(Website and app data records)
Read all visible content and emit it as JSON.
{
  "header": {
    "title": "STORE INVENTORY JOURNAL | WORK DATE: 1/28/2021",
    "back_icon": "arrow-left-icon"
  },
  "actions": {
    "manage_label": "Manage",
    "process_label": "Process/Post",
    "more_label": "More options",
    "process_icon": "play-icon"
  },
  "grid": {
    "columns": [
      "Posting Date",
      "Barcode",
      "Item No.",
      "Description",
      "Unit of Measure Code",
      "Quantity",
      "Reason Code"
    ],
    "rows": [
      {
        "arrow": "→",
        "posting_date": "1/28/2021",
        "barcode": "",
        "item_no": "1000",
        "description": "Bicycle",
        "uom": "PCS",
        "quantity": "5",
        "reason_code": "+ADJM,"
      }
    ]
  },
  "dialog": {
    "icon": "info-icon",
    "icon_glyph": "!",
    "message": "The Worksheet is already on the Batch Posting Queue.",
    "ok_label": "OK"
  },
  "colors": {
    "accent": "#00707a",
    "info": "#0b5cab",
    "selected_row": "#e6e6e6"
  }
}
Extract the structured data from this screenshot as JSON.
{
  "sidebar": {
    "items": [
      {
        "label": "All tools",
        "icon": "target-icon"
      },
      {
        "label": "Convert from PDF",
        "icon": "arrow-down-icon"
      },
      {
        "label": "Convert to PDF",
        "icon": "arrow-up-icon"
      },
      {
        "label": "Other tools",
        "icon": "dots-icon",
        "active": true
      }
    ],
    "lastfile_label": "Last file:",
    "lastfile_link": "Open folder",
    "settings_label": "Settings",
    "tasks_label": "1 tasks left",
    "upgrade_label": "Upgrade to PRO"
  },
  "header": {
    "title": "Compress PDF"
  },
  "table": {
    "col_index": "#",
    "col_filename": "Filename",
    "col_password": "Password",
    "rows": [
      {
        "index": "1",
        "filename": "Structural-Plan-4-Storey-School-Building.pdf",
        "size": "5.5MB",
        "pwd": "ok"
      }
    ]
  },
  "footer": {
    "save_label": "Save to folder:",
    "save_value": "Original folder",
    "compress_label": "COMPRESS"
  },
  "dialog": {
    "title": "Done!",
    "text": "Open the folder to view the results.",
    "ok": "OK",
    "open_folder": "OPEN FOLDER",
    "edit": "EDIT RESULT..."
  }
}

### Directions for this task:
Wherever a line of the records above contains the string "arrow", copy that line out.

### Solution below:
    "back_icon": "arrow-left-icon"
        "arrow": "→",
        "icon": "arrow-down-icon"
        "icon": "arrow-up-icon"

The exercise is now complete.